+++ DATA SUPPLIED +++
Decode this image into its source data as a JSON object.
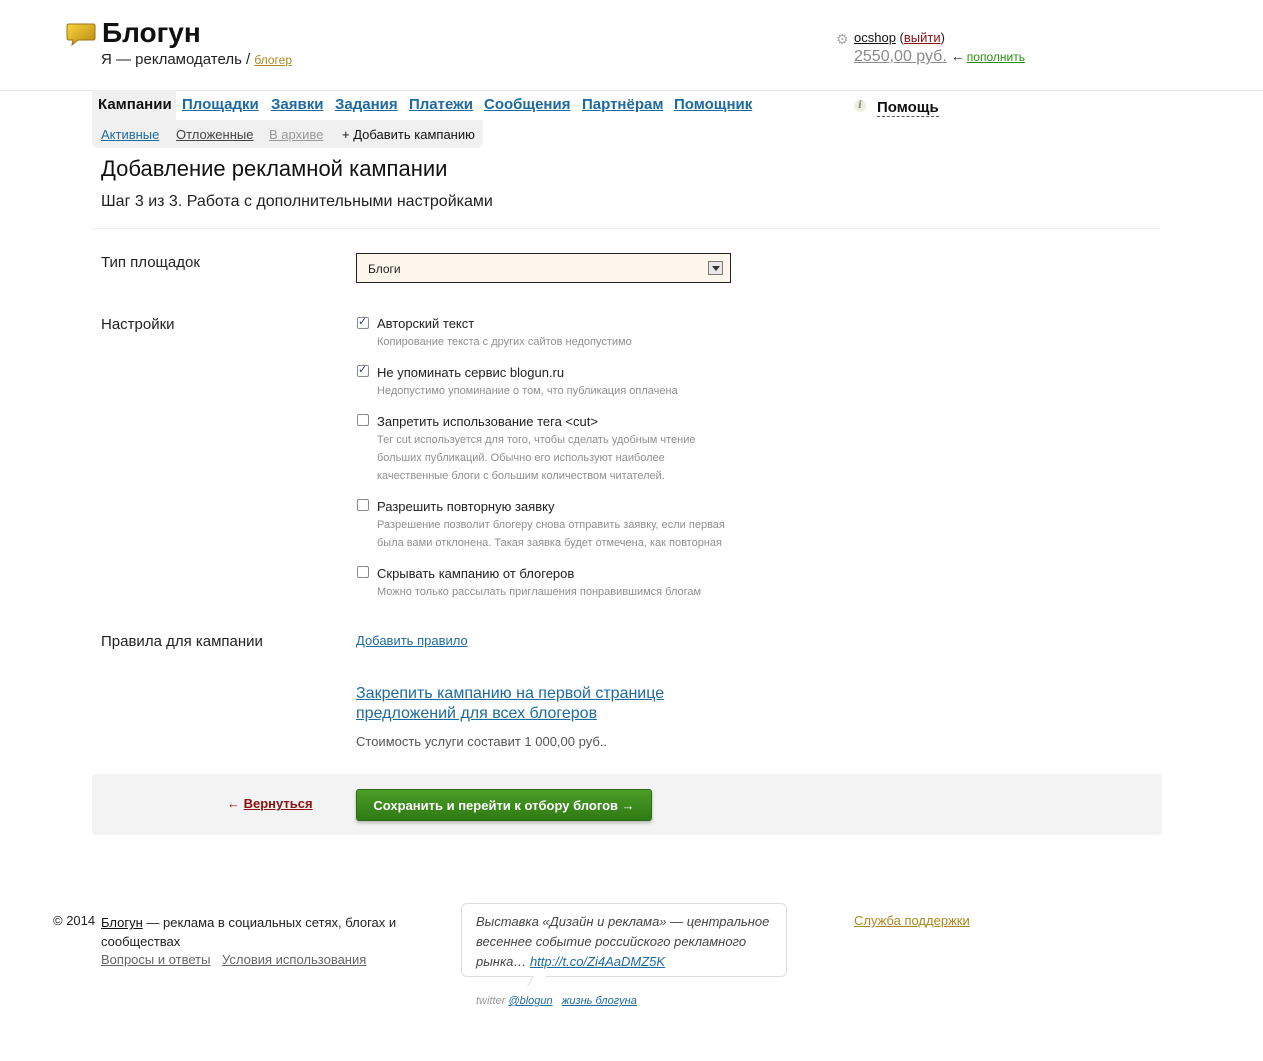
{
  "header": {
    "site_name": "Блогун",
    "role_prefix": "Я — рекламодатель /",
    "role_switch": "блогер",
    "username": "ocshop",
    "logout_open": "(",
    "logout": "выйти",
    "logout_close": ")",
    "balance": "2550,00 руб.",
    "arrow": "←",
    "topup": "пополнить"
  },
  "nav": {
    "tabs": [
      "Кампании",
      "Площадки",
      "Заявки",
      "Задания",
      "Платежи",
      "Сообщения",
      "Партнёрам",
      "Помощник"
    ],
    "subtabs": [
      "Активные",
      "Отложенные",
      "В архиве",
      "+ Добавить кампанию"
    ],
    "help": "Помощь"
  },
  "page": {
    "title": "Добавление рекламной кампании",
    "subtitle": "Шаг 3 из 3. Работа с дополнительными настройками"
  },
  "form": {
    "platform_type_label": "Тип площадок",
    "platform_type_value": "Блоги",
    "settings_label": "Настройки",
    "settings": [
      {
        "label": "Авторский текст",
        "checked": true,
        "hint": "Копирование текста с других сайтов недопустимо"
      },
      {
        "label": "Не упоминать сервис blogun.ru",
        "checked": true,
        "hint": "Недопустимо упоминание о том, что публикация оплачена"
      },
      {
        "label": "Запретить использование тега <cut>",
        "checked": false,
        "hint": "Тег cut используется для того, чтобы сделать удобным чтение больших публикаций. Обычно его используют наиболее качественные блоги с большим количеством читателей."
      },
      {
        "label": "Разрешить повторную заявку",
        "checked": false,
        "hint": "Разрешение позволит блогеру снова отправить заявку, если первая была вами отклонена. Такая заявка будет отмечена, как повторная"
      },
      {
        "label": "Скрывать кампанию от блогеров",
        "checked": false,
        "hint": "Можно только рассылать приглашения понравившимся блогам"
      }
    ],
    "rules_label": "Правила для кампании",
    "add_rule": "Добавить правило",
    "pin_link": "Закрепить кампанию на первой странице предложений для всех блогеров",
    "cost": "Стоимость услуги составит 1 000,00 руб..",
    "back_arrow": "←",
    "back": "Вернуться",
    "save": "Сохранить и перейти к отбору блогов →"
  },
  "footer": {
    "copyright": "© 2014",
    "brand": "Блогун",
    "tagline": "— реклама в социальных сетях, блогах и сообществах",
    "faq": "Вопросы и ответы",
    "terms": "Условия использования",
    "tweet_text": "Выставка «Дизайн и реклама» — центральное весеннее событие российского рекламного рынка…",
    "tweet_link": "http://t.co/Zi4AaDMZ5K",
    "twitter_prefix": "twitter",
    "twitter_handle": "@blogun",
    "blog_life": "жизнь блогуна",
    "support": "Служба поддержки"
  },
  "colors": {
    "link": "#1e6aa0",
    "accent_green": "#2f7a14",
    "logout_red": "#8b1111",
    "gold": "#a8891e"
  }
}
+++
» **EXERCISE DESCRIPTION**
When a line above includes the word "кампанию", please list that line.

» **RESULT OF THE EXERCISE**
      "+ Добавить кампанию"
        "label": "Скрывать кампанию от блогеров",
    "pin_link": "Закрепить кампанию на первой странице предложений для всех блогеров",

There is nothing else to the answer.